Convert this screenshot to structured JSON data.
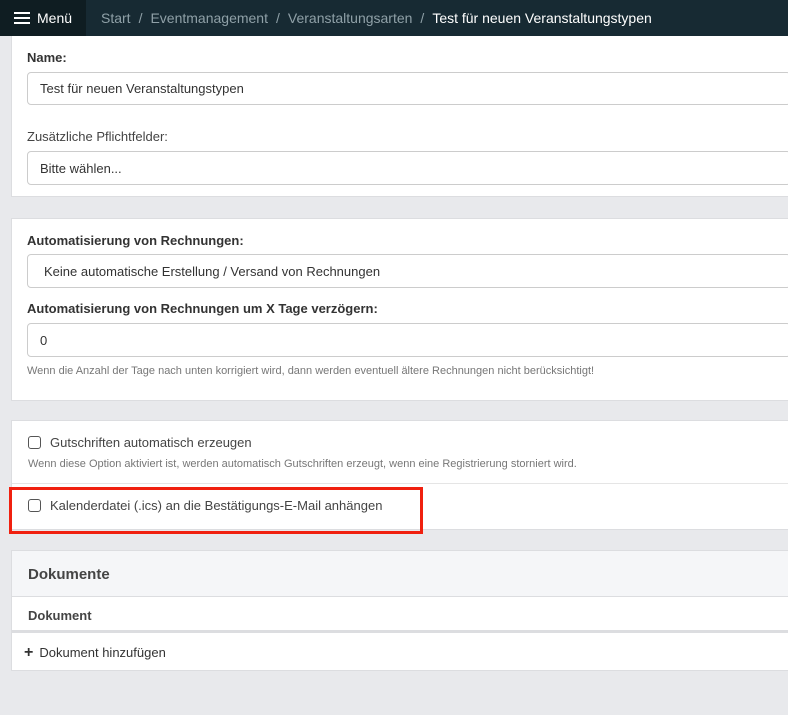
{
  "topbar": {
    "menu_label": "Menü",
    "breadcrumb": [
      "Start",
      "Eventmanagement",
      "Veranstaltungsarten",
      "Test für neuen Veranstaltungstypen"
    ],
    "separator": "/"
  },
  "card1": {
    "name_label": "Name:",
    "name_value": "Test für neuen Veranstaltungstypen",
    "extra_label": "Zusätzliche Pflichtfelder:",
    "extra_value": "Bitte wählen..."
  },
  "card2": {
    "invoice_label": "Automatisierung von Rechnungen:",
    "invoice_value": "Keine automatische Erstellung / Versand von Rechnungen",
    "delay_label": "Automatisierung von Rechnungen um X Tage verzögern:",
    "delay_value": "0",
    "delay_help": "Wenn die Anzahl der Tage nach unten korrigiert wird, dann werden eventuell ältere Rechnungen nicht berücksichtigt!"
  },
  "card3": {
    "credit_label": "Gutschriften automatisch erzeugen",
    "credit_checked": false,
    "credit_help": "Wenn diese Option aktiviert ist, werden automatisch Gutschriften erzeugt, wenn eine Registrierung storniert wird.",
    "ics_label": "Kalenderdatei (.ics) an die Bestätigungs-E-Mail anhängen",
    "ics_checked": false
  },
  "documents": {
    "title": "Dokumente",
    "column": "Dokument",
    "add_label": "Dokument hinzufügen"
  },
  "colors": {
    "highlight": "#f0200f",
    "topbar": "#172a33"
  }
}
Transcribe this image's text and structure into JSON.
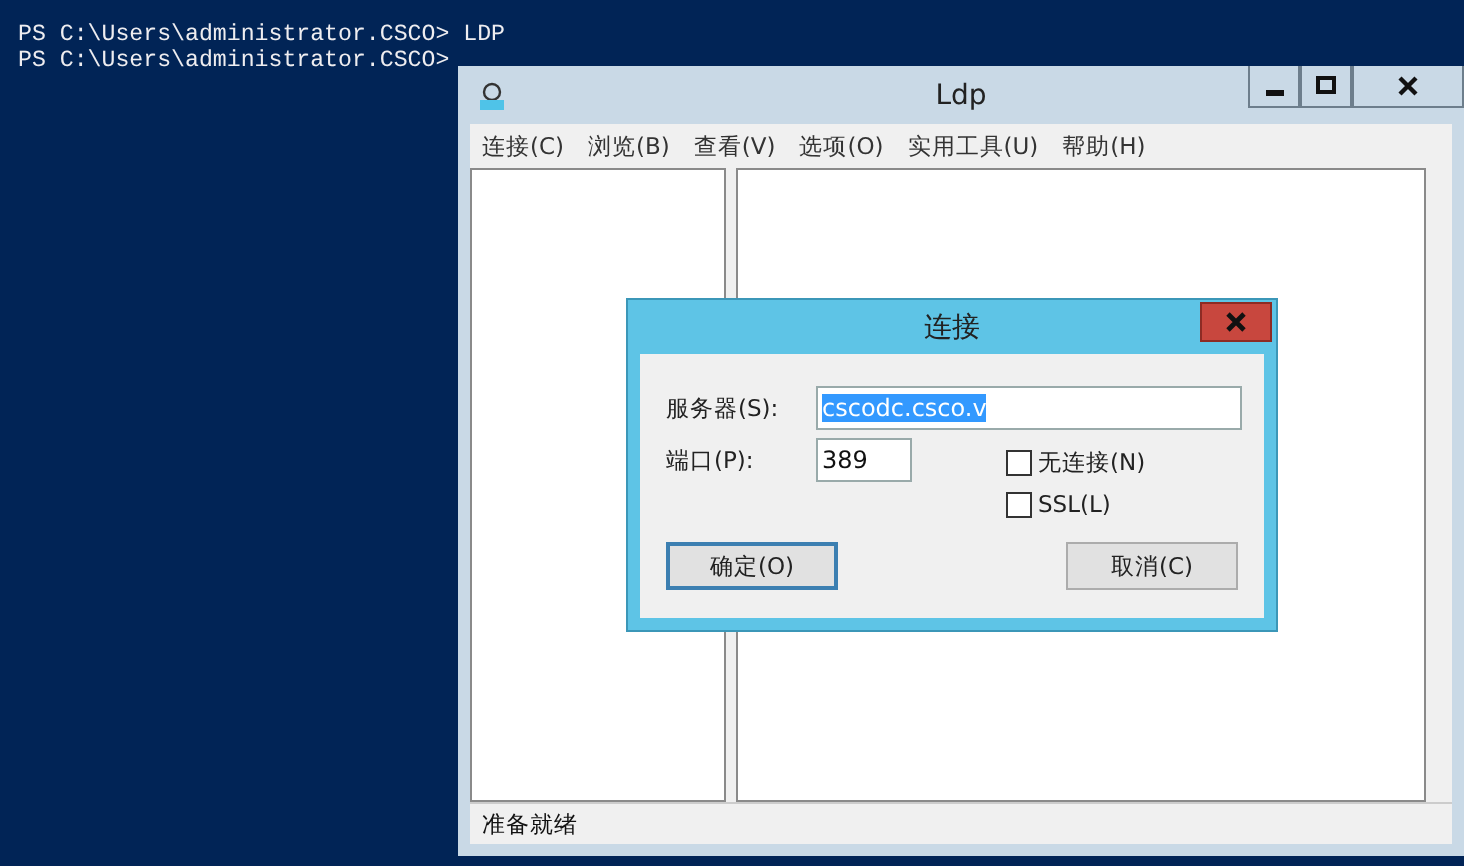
{
  "console": {
    "lines": [
      "PS C:\\Users\\administrator.CSCO> LDP",
      "PS C:\\Users\\administrator.CSCO>"
    ]
  },
  "window": {
    "title": "Ldp",
    "menu": [
      "连接(C)",
      "浏览(B)",
      "查看(V)",
      "选项(O)",
      "实用工具(U)",
      "帮助(H)"
    ],
    "status_bar": "准备就绪"
  },
  "dialog": {
    "title": "连接",
    "fields": [
      {
        "label": "服务器(S):",
        "value": "cscodc.csco.v",
        "selected": true
      },
      {
        "label": "端口(P):",
        "value": "389",
        "selected": false
      }
    ],
    "checkboxes": [
      {
        "label": "无连接(N)",
        "checked": false
      },
      {
        "label": "SSL(L)",
        "checked": false
      }
    ],
    "buttons": [
      {
        "label": "确定(O)",
        "default": true
      },
      {
        "label": "取消(C)",
        "default": false
      }
    ]
  }
}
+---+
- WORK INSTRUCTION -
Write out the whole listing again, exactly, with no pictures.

- EXERCISE ANSWER -
Convert this screenshot to structured JSON data.
{
  "topbar": {
    "menu_label": "Menü",
    "breadcrumb": [
      "Start",
      "Eventmanagement",
      "Veranstaltungsarten",
      "Test für neuen Veranstaltungstypen"
    ],
    "separator": "/"
  },
  "card1": {
    "name_label": "Name:",
    "name_value": "Test für neuen Veranstaltungstypen",
    "extra_label": "Zusätzliche Pflichtfelder:",
    "extra_value": "Bitte wählen..."
  },
  "card2": {
    "invoice_label": "Automatisierung von Rechnungen:",
    "invoice_value": "Keine automatische Erstellung / Versand von Rechnungen",
    "delay_label": "Automatisierung von Rechnungen um X Tage verzögern:",
    "delay_value": "0",
    "delay_help": "Wenn die Anzahl der Tage nach unten korrigiert wird, dann werden eventuell ältere Rechnungen nicht berücksichtigt!"
  },
  "card3": {
    "credit_label": "Gutschriften automatisch erzeugen",
    "credit_checked": false,
    "credit_help": "Wenn diese Option aktiviert ist, werden automatisch Gutschriften erzeugt, wenn eine Registrierung storniert wird.",
    "ics_label": "Kalenderdatei (.ics) an die Bestätigungs-E-Mail anhängen",
    "ics_checked": false
  },
  "documents": {
    "title": "Dokumente",
    "column": "Dokument",
    "add_label": "Dokument hinzufügen"
  },
  "colors": {
    "highlight": "#f0200f",
    "topbar": "#172a33"
  }
}
Transcribe this image's text and structure into JSON.
{
  "console": {
    "lines": [
      "PS C:\\Users\\administrator.CSCO> LDP",
      "PS C:\\Users\\administrator.CSCO>"
    ]
  },
  "window": {
    "title": "Ldp",
    "menu": [
      "连接(C)",
      "浏览(B)",
      "查看(V)",
      "选项(O)",
      "实用工具(U)",
      "帮助(H)"
    ],
    "status_bar": "准备就绪"
  },
  "dialog": {
    "title": "连接",
    "fields": [
      {
        "label": "服务器(S):",
        "value": "cscodc.csco.v",
        "selected": true
      },
      {
        "label": "端口(P):",
        "value": "389",
        "selected": false
      }
    ],
    "checkboxes": [
      {
        "label": "无连接(N)",
        "checked": false
      },
      {
        "label": "SSL(L)",
        "checked": false
      }
    ],
    "buttons": [
      {
        "label": "确定(O)",
        "default": true
      },
      {
        "label": "取消(C)",
        "default": false
      }
    ]
  }
}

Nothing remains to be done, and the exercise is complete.